[Given data]
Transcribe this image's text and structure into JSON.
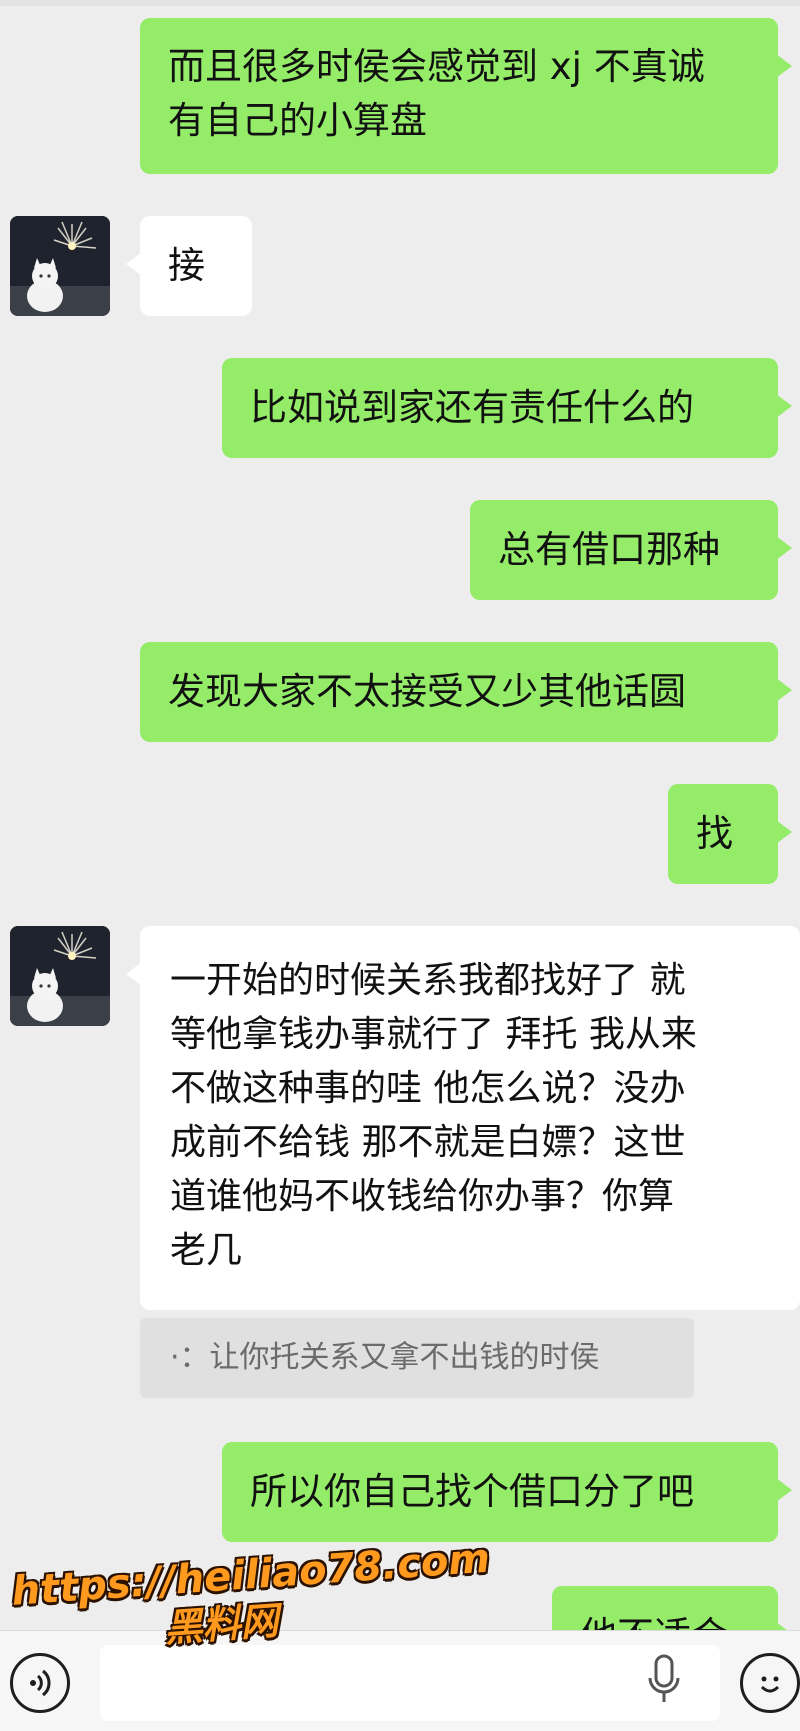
{
  "messages": [
    {
      "side": "me",
      "text": "而且很多时侯会感觉到 xj 不真诚\n有自己的小算盘"
    },
    {
      "side": "them",
      "text": "接"
    },
    {
      "side": "me",
      "text": "比如说到家还有责任什么的"
    },
    {
      "side": "me",
      "text": "总有借口那种"
    },
    {
      "side": "me",
      "text": "发现大家不太接受又少其他话圆"
    },
    {
      "side": "me",
      "text": "找"
    },
    {
      "side": "them",
      "text": "一开始的时候关系我都找好了 就\n等他拿钱办事就行了 拜托 我从来\n不做这种事的哇 他怎么说？没办\n成前不给钱 那不就是白嫖？这世\n道谁他妈不收钱给你办事？你算\n老几"
    },
    {
      "side": "quote",
      "text": "·：让你托关系又拿不出钱的时侯"
    },
    {
      "side": "me",
      "text": "所以你自己找个借口分了吧"
    },
    {
      "side": "me",
      "text": "他不适合"
    }
  ],
  "watermark": {
    "url": "https://heiliao78.com",
    "name": "黑料网"
  },
  "input_bar": {
    "voice_icon": "voice-wave-icon",
    "mic_icon": "microphone-icon",
    "emoji_icon": "emoji-face-icon",
    "text_value": ""
  },
  "colors": {
    "my_bubble": "#95ec69",
    "their_bubble": "#ffffff",
    "background": "#ededed",
    "watermark": "#ff9a1f"
  }
}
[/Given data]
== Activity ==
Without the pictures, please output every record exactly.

== Response for this exercise ==
Transcribe this image's text and structure into JSON.
{
  "messages": [
    {
      "side": "me",
      "text": "而且很多时侯会感觉到 xj 不真诚\n有自己的小算盘"
    },
    {
      "side": "them",
      "text": "接"
    },
    {
      "side": "me",
      "text": "比如说到家还有责任什么的"
    },
    {
      "side": "me",
      "text": "总有借口那种"
    },
    {
      "side": "me",
      "text": "发现大家不太接受又少其他话圆"
    },
    {
      "side": "me",
      "text": "找"
    },
    {
      "side": "them",
      "text": "一开始的时候关系我都找好了 就\n等他拿钱办事就行了 拜托 我从来\n不做这种事的哇 他怎么说？没办\n成前不给钱 那不就是白嫖？这世\n道谁他妈不收钱给你办事？你算\n老几"
    },
    {
      "side": "quote",
      "text": "·：让你托关系又拿不出钱的时侯"
    },
    {
      "side": "me",
      "text": "所以你自己找个借口分了吧"
    },
    {
      "side": "me",
      "text": "他不适合"
    }
  ],
  "watermark": {
    "url": "https://heiliao78.com",
    "name": "黑料网"
  },
  "input_bar": {
    "voice_icon": "voice-wave-icon",
    "mic_icon": "microphone-icon",
    "emoji_icon": "emoji-face-icon",
    "text_value": ""
  },
  "colors": {
    "my_bubble": "#95ec69",
    "their_bubble": "#ffffff",
    "background": "#ededed",
    "watermark": "#ff9a1f"
  }
}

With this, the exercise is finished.